WASHINGTON — Fewer than 10 women victims have come forward so far in the investigation into nude photos of female service members that were posted online without their permission, the top Marine general said Friday. He pleaded with female Marines to “trust us” and reach out to make complaints or seek help.
“I need their help,” said Gen. Robert Neller, the Marine commandant. “I’m going to ask them to trust us. I understand why that might be a bit of a reach for them right now. But I can’t fix this. … The only way there is going to be accountability in this is somebody comes forward and tells us what happened to them.”
Former and current female Marines have said their photographs and those of women in other services were shared on social media without their consent. The other military services say that they are now looking into the matter to see if their service members are involved, but they say so far no other victims have come forward.
Nude photographs of female Marines and other women were shared on the Facebook page “Marines United,” and the accompanying posts included obscene and threatening comments.
The Naval Criminal Investigative Service launched an investigation into the matter and is urging victims of the photo-sharing to come forward. NCIS says it has received numerous tips.

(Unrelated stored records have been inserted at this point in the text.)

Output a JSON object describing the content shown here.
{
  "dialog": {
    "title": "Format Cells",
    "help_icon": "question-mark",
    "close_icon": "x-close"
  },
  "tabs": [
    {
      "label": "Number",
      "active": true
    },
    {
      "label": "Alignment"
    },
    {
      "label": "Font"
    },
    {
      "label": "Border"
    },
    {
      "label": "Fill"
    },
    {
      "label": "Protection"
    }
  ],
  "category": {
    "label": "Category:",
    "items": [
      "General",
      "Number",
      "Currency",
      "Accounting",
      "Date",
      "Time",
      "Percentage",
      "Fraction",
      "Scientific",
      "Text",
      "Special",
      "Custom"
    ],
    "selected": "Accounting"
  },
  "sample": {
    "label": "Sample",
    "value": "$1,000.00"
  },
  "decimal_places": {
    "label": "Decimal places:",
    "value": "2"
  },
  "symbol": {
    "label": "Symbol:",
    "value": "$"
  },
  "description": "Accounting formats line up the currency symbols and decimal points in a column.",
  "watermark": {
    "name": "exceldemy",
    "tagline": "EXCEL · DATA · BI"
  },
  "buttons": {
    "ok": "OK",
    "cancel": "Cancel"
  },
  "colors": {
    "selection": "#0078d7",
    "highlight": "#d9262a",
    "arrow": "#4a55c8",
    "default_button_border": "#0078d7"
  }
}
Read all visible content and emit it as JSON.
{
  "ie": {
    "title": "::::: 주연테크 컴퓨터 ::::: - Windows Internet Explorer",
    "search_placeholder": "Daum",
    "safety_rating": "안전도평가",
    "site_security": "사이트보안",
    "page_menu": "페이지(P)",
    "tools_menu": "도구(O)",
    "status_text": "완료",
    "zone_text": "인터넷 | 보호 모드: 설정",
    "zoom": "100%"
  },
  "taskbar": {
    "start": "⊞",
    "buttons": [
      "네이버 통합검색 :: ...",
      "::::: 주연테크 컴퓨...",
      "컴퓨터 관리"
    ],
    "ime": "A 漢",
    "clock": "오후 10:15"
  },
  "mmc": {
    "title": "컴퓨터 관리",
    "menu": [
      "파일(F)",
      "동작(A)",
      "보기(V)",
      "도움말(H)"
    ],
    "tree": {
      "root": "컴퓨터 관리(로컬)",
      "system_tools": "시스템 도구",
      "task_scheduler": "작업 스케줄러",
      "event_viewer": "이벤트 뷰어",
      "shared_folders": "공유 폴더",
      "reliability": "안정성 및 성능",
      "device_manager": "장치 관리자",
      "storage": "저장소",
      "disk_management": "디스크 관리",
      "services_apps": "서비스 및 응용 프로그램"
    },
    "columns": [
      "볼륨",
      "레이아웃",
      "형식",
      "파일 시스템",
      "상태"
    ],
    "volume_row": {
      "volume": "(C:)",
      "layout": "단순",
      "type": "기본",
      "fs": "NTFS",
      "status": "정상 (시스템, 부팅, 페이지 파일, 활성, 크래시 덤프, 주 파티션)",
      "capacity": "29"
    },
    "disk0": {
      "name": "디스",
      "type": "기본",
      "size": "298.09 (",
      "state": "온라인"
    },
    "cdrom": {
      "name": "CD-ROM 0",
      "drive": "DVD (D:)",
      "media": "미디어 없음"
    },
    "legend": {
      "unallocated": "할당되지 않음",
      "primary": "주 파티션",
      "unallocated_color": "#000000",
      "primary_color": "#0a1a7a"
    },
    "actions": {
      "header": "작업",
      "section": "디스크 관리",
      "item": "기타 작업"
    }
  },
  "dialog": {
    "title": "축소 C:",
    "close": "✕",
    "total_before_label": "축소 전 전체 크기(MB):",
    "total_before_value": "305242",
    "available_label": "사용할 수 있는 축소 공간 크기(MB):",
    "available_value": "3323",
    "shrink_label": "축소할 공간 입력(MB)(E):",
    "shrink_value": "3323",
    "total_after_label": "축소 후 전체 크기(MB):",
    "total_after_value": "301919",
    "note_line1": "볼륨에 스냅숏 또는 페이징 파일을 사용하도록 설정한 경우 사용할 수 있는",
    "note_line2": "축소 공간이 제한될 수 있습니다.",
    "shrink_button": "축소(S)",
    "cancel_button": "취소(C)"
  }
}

Neller expressed frustration and disgust at the nude-photo sharing. He said there are a lot of unanswered questions about what happened, how many people or Marines were involved, and what some of the legal parameters will be for punishing service members who posted or shared the photos or who made threatening comments.